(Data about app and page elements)
........

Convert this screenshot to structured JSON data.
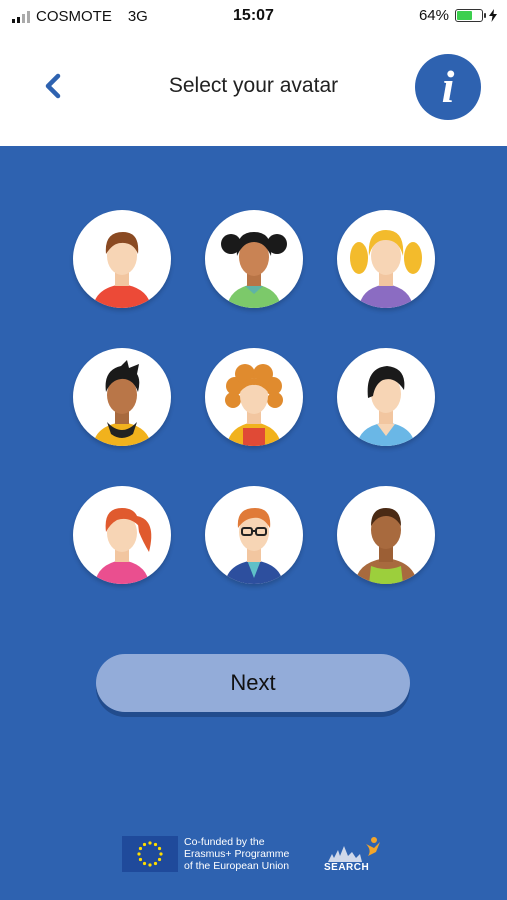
{
  "status_bar": {
    "carrier": "COSMOTE",
    "network": "3G",
    "time": "15:07",
    "battery_percent": "64%",
    "battery_level": 0.64
  },
  "header": {
    "title": "Select your avatar",
    "back_icon": "chevron-left-icon",
    "info_icon": "info-icon",
    "info_glyph": "i",
    "accent_color": "#2e62b0"
  },
  "avatars": [
    {
      "id": "boy-brown-hair"
    },
    {
      "id": "girl-black-pigtails"
    },
    {
      "id": "girl-blonde-pigtails"
    },
    {
      "id": "boy-black-spiky-hair"
    },
    {
      "id": "girl-curly-orange-hair"
    },
    {
      "id": "boy-black-hair-blue-shirt"
    },
    {
      "id": "girl-red-ponytail"
    },
    {
      "id": "boy-glasses-ginger"
    },
    {
      "id": "man-short-hair-tank-top"
    }
  ],
  "next_button": {
    "label": "Next"
  },
  "footer": {
    "eu_line1": "Co-funded by the",
    "eu_line2": "Erasmus+ Programme",
    "eu_line3": "of the European Union",
    "search_label": "SEARCH"
  }
}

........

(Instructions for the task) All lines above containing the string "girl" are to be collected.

(Solution for this task)
      "id": "girl-black-pigtails"
      "id": "girl-blonde-pigtails"
      "id": "girl-curly-orange-hair"
      "id": "girl-red-ponytail"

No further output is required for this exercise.